SUPPLIED MATERIAL:
#####
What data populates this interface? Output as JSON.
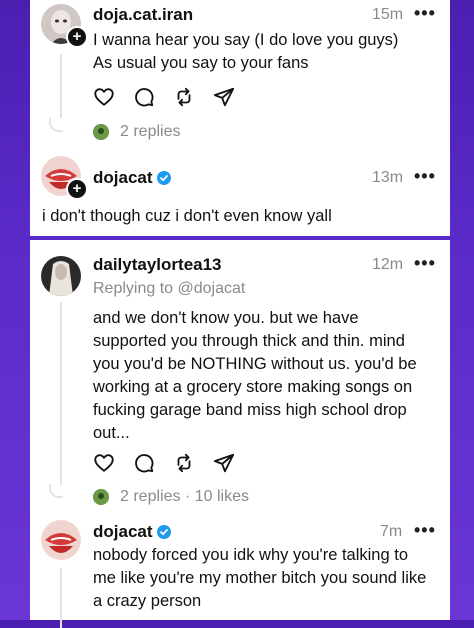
{
  "posts": [
    {
      "username": "doja.cat.iran",
      "time": "15m",
      "more": "•••",
      "lines": [
        "I wanna hear you say (I do love you guys)",
        "As usual you say to your fans"
      ],
      "replies_text": "2 replies"
    },
    {
      "username": "dojacat",
      "verified": true,
      "time": "13m",
      "more": "•••",
      "lines": [
        "i don't though cuz i don't even know yall"
      ]
    },
    {
      "username": "dailytaylortea13",
      "time": "12m",
      "more": "•••",
      "replying_to": "Replying to @dojacat",
      "lines": [
        "and we don't know you. but we have",
        "supported you through thick and thin. mind",
        "you you'd be NOTHING without us. you'd be",
        "working at a grocery store making songs on",
        "fucking garage band miss high school drop",
        "out..."
      ],
      "replies_text": "2 replies",
      "likes_text": "10 likes",
      "meta_sep": "·"
    },
    {
      "username": "dojacat",
      "verified": true,
      "time": "7m",
      "more": "•••",
      "lines": [
        "nobody forced you idk why you're talking to",
        "me like you're my mother bitch you sound like",
        "a crazy person"
      ]
    }
  ],
  "colors": {
    "verified": "#1d9bf0",
    "background": "#5a2bc9"
  }
}
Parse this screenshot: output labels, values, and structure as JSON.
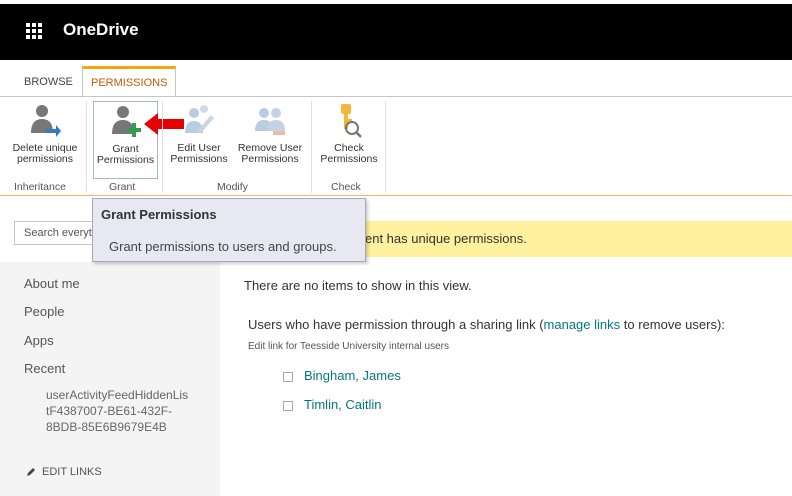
{
  "app": {
    "title": "OneDrive"
  },
  "tabs": [
    {
      "label": "BROWSE"
    },
    {
      "label": "PERMISSIONS"
    }
  ],
  "ribbon": {
    "buttons": [
      {
        "label_line1": "Delete unique",
        "label_line2": "permissions"
      },
      {
        "label_line1": "Grant",
        "label_line2": "Permissions"
      },
      {
        "label_line1": "Edit User",
        "label_line2": "Permissions"
      },
      {
        "label_line1": "Remove User",
        "label_line2": "Permissions"
      },
      {
        "label_line1": "Check",
        "label_line2": "Permissions"
      }
    ],
    "groups": [
      {
        "label": "Inheritance"
      },
      {
        "label": "Grant"
      },
      {
        "label": "Modify"
      },
      {
        "label": "Check"
      }
    ]
  },
  "tooltip": {
    "title": "Grant Permissions",
    "description": "Grant permissions to users and groups."
  },
  "search": {
    "text": "Search everyt"
  },
  "banner": {
    "text": "ent has unique permissions."
  },
  "nav": {
    "items": [
      {
        "label": "About me"
      },
      {
        "label": "People"
      },
      {
        "label": "Apps"
      },
      {
        "label": "Recent"
      }
    ],
    "recent_sub": "userActivityFeedHiddenListF4387007-BE61-432F-8BDB-85E6B9679E4B",
    "recent_sub_lines": [
      "userActivityFeedHiddenLis",
      "tF4387007-BE61-432F-",
      "8BDB-85E6B9679E4B"
    ],
    "edit_links": "EDIT LINKS"
  },
  "main": {
    "empty_message": "There are no items to show in this view.",
    "share_prefix": "Users who have permission through a sharing link (",
    "share_link": "manage links",
    "share_suffix": " to remove users):",
    "edit_link_note": "Edit link for Teesside University internal users",
    "users": [
      {
        "name": "Bingham, James"
      },
      {
        "name": "Timlin, Caitlin"
      }
    ]
  },
  "colors": {
    "accent_orange": "#f8a50c",
    "link_teal": "#03787c",
    "banner_yellow": "#fff19d",
    "arrow_red": "#e60000"
  }
}
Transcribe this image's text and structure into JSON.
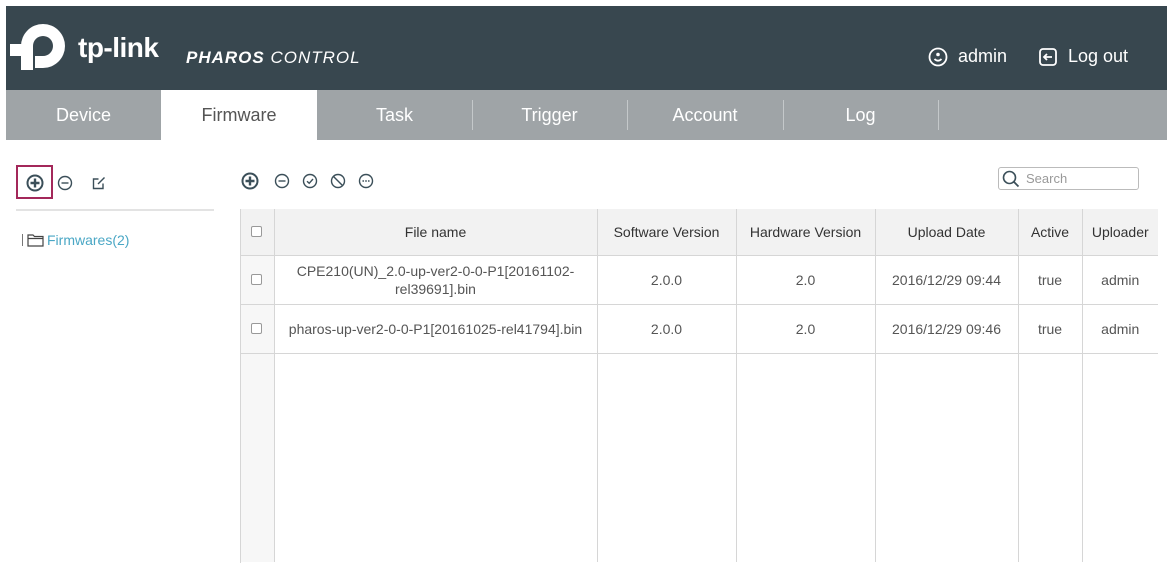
{
  "brand": {
    "logo_text": "tp-link",
    "product_strong": "PHAROS",
    "product_light": " CONTROL"
  },
  "header": {
    "user_label": "admin",
    "logout_label": "Log out"
  },
  "tabs": [
    {
      "label": "Device",
      "active": false
    },
    {
      "label": "Firmware",
      "active": true
    },
    {
      "label": "Task",
      "active": false
    },
    {
      "label": "Trigger",
      "active": false
    },
    {
      "label": "Account",
      "active": false
    },
    {
      "label": "Log",
      "active": false
    }
  ],
  "left_toolbar": {
    "icons": [
      "add-icon",
      "remove-icon",
      "edit-icon"
    ]
  },
  "tree": {
    "root_label": "Firmwares(2)"
  },
  "toolbar": {
    "icons": [
      "add-icon",
      "remove-icon",
      "enable-icon",
      "disable-icon",
      "more-icon"
    ]
  },
  "search": {
    "placeholder": "Search",
    "value": ""
  },
  "table": {
    "columns": [
      "File name",
      "Software Version",
      "Hardware Version",
      "Upload Date",
      "Active",
      "Uploader"
    ],
    "rows": [
      {
        "file_name": "CPE210(UN)_2.0-up-ver2-0-0-P1[20161102-rel39691].bin",
        "software_version": "2.0.0",
        "hardware_version": "2.0",
        "upload_date": "2016/12/29 09:44",
        "active": "true",
        "uploader": "admin"
      },
      {
        "file_name": "pharos-up-ver2-0-0-P1[20161025-rel41794].bin",
        "software_version": "2.0.0",
        "hardware_version": "2.0",
        "upload_date": "2016/12/29 09:46",
        "active": "true",
        "uploader": "admin"
      }
    ]
  },
  "colors": {
    "header_bg": "#38474f",
    "tab_bar_bg": "#9fa4a7",
    "link": "#4aa7c5",
    "icon": "#3b4f59",
    "highlight": "#a3285a"
  }
}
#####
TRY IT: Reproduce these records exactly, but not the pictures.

SOLUTION FOR THIS TASK:
What data populates this interface? Output as JSON.
{
  "posts": [
    {
      "username": "doja.cat.iran",
      "time": "15m",
      "more": "•••",
      "lines": [
        "I wanna hear you say (I do love you guys)",
        "As usual you say to your fans"
      ],
      "replies_text": "2 replies"
    },
    {
      "username": "dojacat",
      "verified": true,
      "time": "13m",
      "more": "•••",
      "lines": [
        "i don't though cuz i don't even know yall"
      ]
    },
    {
      "username": "dailytaylortea13",
      "time": "12m",
      "more": "•••",
      "replying_to": "Replying to @dojacat",
      "lines": [
        "and we don't know you. but we have",
        "supported you through thick and thin. mind",
        "you you'd be NOTHING without us. you'd be",
        "working at a grocery store making songs on",
        "fucking garage band miss high school drop",
        "out..."
      ],
      "replies_text": "2 replies",
      "likes_text": "10 likes",
      "meta_sep": "·"
    },
    {
      "username": "dojacat",
      "verified": true,
      "time": "7m",
      "more": "•••",
      "lines": [
        "nobody forced you idk why you're talking to",
        "me like you're my mother bitch you sound like",
        "a crazy person"
      ]
    }
  ],
  "colors": {
    "verified": "#1d9bf0",
    "background": "#5a2bc9"
  }
}
Parse this screenshot: output labels, values, and structure as JSON.
{
  "app": {
    "title": "OneDrive"
  },
  "tabs": [
    {
      "label": "BROWSE"
    },
    {
      "label": "PERMISSIONS"
    }
  ],
  "ribbon": {
    "buttons": [
      {
        "label_line1": "Delete unique",
        "label_line2": "permissions"
      },
      {
        "label_line1": "Grant",
        "label_line2": "Permissions"
      },
      {
        "label_line1": "Edit User",
        "label_line2": "Permissions"
      },
      {
        "label_line1": "Remove User",
        "label_line2": "Permissions"
      },
      {
        "label_line1": "Check",
        "label_line2": "Permissions"
      }
    ],
    "groups": [
      {
        "label": "Inheritance"
      },
      {
        "label": "Grant"
      },
      {
        "label": "Modify"
      },
      {
        "label": "Check"
      }
    ]
  },
  "tooltip": {
    "title": "Grant Permissions",
    "description": "Grant permissions to users and groups."
  },
  "search": {
    "text": "Search everyt"
  },
  "banner": {
    "text": "ent has unique permissions."
  },
  "nav": {
    "items": [
      {
        "label": "About me"
      },
      {
        "label": "People"
      },
      {
        "label": "Apps"
      },
      {
        "label": "Recent"
      }
    ],
    "recent_sub": "userActivityFeedHiddenListF4387007-BE61-432F-8BDB-85E6B9679E4B",
    "recent_sub_lines": [
      "userActivityFeedHiddenLis",
      "tF4387007-BE61-432F-",
      "8BDB-85E6B9679E4B"
    ],
    "edit_links": "EDIT LINKS"
  },
  "main": {
    "empty_message": "There are no items to show in this view.",
    "share_prefix": "Users who have permission through a sharing link (",
    "share_link": "manage links",
    "share_suffix": " to remove users):",
    "edit_link_note": "Edit link for Teesside University internal users",
    "users": [
      {
        "name": "Bingham, James"
      },
      {
        "name": "Timlin, Caitlin"
      }
    ]
  },
  "colors": {
    "accent_orange": "#f8a50c",
    "link_teal": "#03787c",
    "banner_yellow": "#fff19d",
    "arrow_red": "#e60000"
  }
}
Transcribe this image's text and structure into JSON.
{
  "brand": {
    "logo_text": "tp-link",
    "product_strong": "PHAROS",
    "product_light": " CONTROL"
  },
  "header": {
    "user_label": "admin",
    "logout_label": "Log out"
  },
  "tabs": [
    {
      "label": "Device",
      "active": false
    },
    {
      "label": "Firmware",
      "active": true
    },
    {
      "label": "Task",
      "active": false
    },
    {
      "label": "Trigger",
      "active": false
    },
    {
      "label": "Account",
      "active": false
    },
    {
      "label": "Log",
      "active": false
    }
  ],
  "left_toolbar": {
    "icons": [
      "add-icon",
      "remove-icon",
      "edit-icon"
    ]
  },
  "tree": {
    "root_label": "Firmwares(2)"
  },
  "toolbar": {
    "icons": [
      "add-icon",
      "remove-icon",
      "enable-icon",
      "disable-icon",
      "more-icon"
    ]
  },
  "search": {
    "placeholder": "Search",
    "value": ""
  },
  "table": {
    "columns": [
      "File name",
      "Software Version",
      "Hardware Version",
      "Upload Date",
      "Active",
      "Uploader"
    ],
    "rows": [
      {
        "file_name": "CPE210(UN)_2.0-up-ver2-0-0-P1[20161102-rel39691].bin",
        "software_version": "2.0.0",
        "hardware_version": "2.0",
        "upload_date": "2016/12/29 09:44",
        "active": "true",
        "uploader": "admin"
      },
      {
        "file_name": "pharos-up-ver2-0-0-P1[20161025-rel41794].bin",
        "software_version": "2.0.0",
        "hardware_version": "2.0",
        "upload_date": "2016/12/29 09:46",
        "active": "true",
        "uploader": "admin"
      }
    ]
  },
  "colors": {
    "header_bg": "#38474f",
    "tab_bar_bg": "#9fa4a7",
    "link": "#4aa7c5",
    "icon": "#3b4f59",
    "highlight": "#a3285a"
  }
}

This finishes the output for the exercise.